...a healthy mind.
Most people think that what distinguishes an average athlete from a competitive athlete is physical skill, speed, the ability to dribble and shoot, and how accurate he or she is to the target. The problem with this is that it even includes both coaches and trainers. They will work and condition their players until they're worn out and ultimately useless.
Don't get me wrong, exercise is something we as athletes are supposed to do. We should be running to maintain endurance and an overall healthy body. We should be in the weight room getting stronger. We should be paying attention to portion sizes to maintain a healthy diet. However, overdoing it is a real thing. You can only run so often for so long before you feel lethargic and heavy. This sluggish feeling then puts negative thoughts in your head before a game.

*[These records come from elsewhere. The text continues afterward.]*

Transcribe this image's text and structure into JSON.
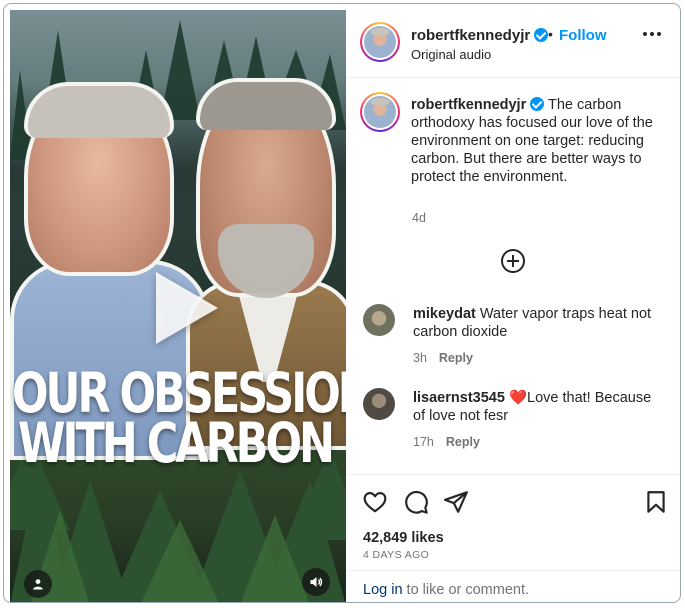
{
  "media": {
    "headline_line1": "OUR OBSESSION",
    "headline_line2": "WITH CARBON",
    "icons": [
      "play-icon",
      "user-tag-icon",
      "volume-icon"
    ]
  },
  "header": {
    "username": "robertfkennedyjr",
    "separator": "•",
    "follow_label": "Follow",
    "audio_label": "Original audio",
    "verified": true
  },
  "caption": {
    "username": "robertfkennedyjr",
    "text": "The carbon orthodoxy has focused our love of the environment on one target: reducing carbon. But there are better ways to protect the environment.",
    "time": "4d"
  },
  "comments": [
    {
      "username": "mikeydat",
      "text": "Water vapor traps heat not carbon dioxide",
      "time": "3h",
      "reply_label": "Reply"
    },
    {
      "username": "lisaernst3545",
      "emoji": "❤️",
      "text": "Love that! Because of love not fesr",
      "time": "17h",
      "reply_label": "Reply"
    }
  ],
  "stats": {
    "likes": "42,849 likes",
    "date": "4 DAYS AGO"
  },
  "footer": {
    "login_link": "Log in",
    "login_rest": " to like or comment."
  },
  "colors": {
    "link_blue": "#0095f6",
    "verified_blue": "#0095f6",
    "heart_red": "#ed1c3a",
    "muted_text": "#737373"
  }
}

Along with the mind comes motivation and attitude, both of which have an impact on performance as well. "You feel good, you look good, you are good."
In some cases, mentally strong athletes are actually able to take the negative thoughts they have floating around and use them as motivation to perform extremely well. Unfortunately, that's not always the case. Much of the time, players will take the easy way out in psyching themselves out.
Baseball is a great example where mentality is a necessity. In baseball, players have more time to think about each action before they are about to pursue it. This is demonstrated in their quick reaction times and skilled hand-eye coordination. However, with sports such as field hockey, basketball or soccer, it is much more difficult to think on the spot because of the fast-moving pace of the game.
What the mind anticipates the body responds to. A player with a mind that is capable of anticipating the movement of the oncoming player or the ball is one who can control the game.
You can be physically strong and fit on the outside, but it means nothing if your mentality isn't there. The mind controls our every movement. Sports are 100 percent mental. The player who has a healthy mindset and self-motivates will top the player who physically looks the part, trains hard and eats right every single time.
Our thoughts influence our actions. Your potential is determined by how badly you want it internally. What you mentally feed yourself will show in your performance on the field, track, court or mat.
"Practice makes perfect" is the most deceiving piece of motivation out there in the sports world. You can spend hours, even days, running a play over and over but if you're not all in it mentally, then there's no way it will be executed when the time comes. This is especially witnessed in teams. A team will practice a play on repeat, then comes game day, one person has other things on his or her mind or is feeling doubtful, and it throws off the whole play and sometimes even the whole game.
The mind and the body come hand in hand. Performing one without the other means you're playing with only half of the potential you're capable of, and what's the point of that?